- _Problem requirements_: In the listing below, every line with the word "語彙スコア" needs to be copied.

- _Data under study_:
=======

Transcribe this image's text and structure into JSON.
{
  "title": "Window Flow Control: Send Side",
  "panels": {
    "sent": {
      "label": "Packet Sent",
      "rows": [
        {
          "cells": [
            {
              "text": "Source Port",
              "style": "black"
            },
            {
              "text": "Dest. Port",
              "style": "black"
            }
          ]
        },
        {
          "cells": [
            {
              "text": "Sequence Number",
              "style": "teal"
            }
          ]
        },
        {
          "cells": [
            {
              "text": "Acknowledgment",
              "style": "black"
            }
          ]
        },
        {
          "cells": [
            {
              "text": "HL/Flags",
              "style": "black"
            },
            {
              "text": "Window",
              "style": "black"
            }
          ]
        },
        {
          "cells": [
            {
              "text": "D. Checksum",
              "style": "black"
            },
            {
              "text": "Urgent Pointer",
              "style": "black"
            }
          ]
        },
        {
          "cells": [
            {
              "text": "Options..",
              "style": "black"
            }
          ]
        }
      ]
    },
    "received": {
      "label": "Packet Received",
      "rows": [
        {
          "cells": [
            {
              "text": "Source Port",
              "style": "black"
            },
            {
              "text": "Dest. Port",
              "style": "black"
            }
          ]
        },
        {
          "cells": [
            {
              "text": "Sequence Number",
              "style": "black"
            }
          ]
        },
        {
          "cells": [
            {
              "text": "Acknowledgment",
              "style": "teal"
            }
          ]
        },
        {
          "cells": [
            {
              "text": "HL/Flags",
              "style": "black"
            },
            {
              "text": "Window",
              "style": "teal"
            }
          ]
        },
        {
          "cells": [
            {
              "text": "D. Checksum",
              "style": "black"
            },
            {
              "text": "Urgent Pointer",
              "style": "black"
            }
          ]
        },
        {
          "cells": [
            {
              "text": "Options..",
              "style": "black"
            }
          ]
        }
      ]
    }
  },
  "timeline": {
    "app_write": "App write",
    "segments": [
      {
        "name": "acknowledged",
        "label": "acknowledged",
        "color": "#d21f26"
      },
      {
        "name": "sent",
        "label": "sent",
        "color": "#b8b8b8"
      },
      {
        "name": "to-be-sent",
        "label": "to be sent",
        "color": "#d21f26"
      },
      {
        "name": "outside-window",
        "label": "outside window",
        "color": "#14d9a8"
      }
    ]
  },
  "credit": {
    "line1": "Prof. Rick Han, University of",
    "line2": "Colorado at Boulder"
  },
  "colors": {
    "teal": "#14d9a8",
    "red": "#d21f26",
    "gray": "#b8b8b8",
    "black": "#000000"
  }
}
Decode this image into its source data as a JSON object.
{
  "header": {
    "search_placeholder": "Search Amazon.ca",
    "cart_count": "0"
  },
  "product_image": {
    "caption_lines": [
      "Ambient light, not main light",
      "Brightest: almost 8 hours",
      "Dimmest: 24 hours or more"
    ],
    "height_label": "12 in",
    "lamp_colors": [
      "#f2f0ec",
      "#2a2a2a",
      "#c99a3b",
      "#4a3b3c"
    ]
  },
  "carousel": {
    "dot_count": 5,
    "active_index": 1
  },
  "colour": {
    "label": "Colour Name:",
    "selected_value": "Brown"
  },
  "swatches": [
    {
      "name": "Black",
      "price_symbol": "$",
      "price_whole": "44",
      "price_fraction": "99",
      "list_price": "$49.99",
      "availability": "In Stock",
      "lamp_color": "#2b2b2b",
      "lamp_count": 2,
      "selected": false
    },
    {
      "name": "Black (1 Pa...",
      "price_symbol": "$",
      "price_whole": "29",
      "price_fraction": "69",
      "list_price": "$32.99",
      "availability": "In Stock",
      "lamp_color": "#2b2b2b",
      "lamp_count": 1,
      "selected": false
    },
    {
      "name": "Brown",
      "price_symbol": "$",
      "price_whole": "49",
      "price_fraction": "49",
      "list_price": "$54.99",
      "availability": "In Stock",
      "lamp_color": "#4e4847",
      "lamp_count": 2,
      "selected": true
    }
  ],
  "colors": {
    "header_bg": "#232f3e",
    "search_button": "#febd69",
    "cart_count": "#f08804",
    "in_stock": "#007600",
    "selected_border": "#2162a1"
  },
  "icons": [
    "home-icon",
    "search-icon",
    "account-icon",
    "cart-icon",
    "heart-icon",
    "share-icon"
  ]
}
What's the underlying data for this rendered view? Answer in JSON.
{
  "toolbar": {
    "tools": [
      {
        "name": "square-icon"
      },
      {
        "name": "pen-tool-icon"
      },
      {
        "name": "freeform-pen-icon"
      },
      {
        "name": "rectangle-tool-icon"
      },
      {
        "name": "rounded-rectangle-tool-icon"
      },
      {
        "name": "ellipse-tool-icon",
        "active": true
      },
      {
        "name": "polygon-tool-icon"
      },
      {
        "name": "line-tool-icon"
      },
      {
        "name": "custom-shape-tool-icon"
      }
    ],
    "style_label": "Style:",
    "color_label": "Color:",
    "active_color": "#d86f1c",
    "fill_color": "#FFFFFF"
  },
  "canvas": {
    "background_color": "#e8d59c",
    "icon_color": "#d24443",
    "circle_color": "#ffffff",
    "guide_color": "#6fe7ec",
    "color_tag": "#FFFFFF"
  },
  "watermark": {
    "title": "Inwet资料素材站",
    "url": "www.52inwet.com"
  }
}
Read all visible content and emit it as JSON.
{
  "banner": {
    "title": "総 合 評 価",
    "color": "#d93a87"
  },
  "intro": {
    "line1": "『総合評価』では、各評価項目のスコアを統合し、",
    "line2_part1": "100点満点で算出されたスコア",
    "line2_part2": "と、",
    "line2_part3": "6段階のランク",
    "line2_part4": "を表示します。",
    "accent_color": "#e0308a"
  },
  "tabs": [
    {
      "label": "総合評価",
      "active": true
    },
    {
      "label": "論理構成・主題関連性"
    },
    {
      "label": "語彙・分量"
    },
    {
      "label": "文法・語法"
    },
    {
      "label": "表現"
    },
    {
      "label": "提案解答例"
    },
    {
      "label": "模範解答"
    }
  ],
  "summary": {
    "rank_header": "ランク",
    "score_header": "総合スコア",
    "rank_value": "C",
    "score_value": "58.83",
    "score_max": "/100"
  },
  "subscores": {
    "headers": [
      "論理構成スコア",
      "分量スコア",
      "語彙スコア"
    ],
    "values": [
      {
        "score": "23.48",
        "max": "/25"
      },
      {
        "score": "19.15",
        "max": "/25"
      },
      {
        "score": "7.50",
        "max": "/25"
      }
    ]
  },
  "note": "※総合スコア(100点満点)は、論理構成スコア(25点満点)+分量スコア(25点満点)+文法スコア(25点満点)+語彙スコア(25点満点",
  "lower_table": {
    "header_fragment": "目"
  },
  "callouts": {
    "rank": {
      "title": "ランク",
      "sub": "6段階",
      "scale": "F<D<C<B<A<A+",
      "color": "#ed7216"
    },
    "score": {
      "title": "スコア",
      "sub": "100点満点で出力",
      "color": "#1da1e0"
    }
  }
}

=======

- _Response below_:
      "語彙スコア"
  "note": "※総合スコア(100点満点)は、論理構成スコア(25点満点)+分量スコア(25点満点)+文法スコア(25点満点)+語彙スコア(25点満点",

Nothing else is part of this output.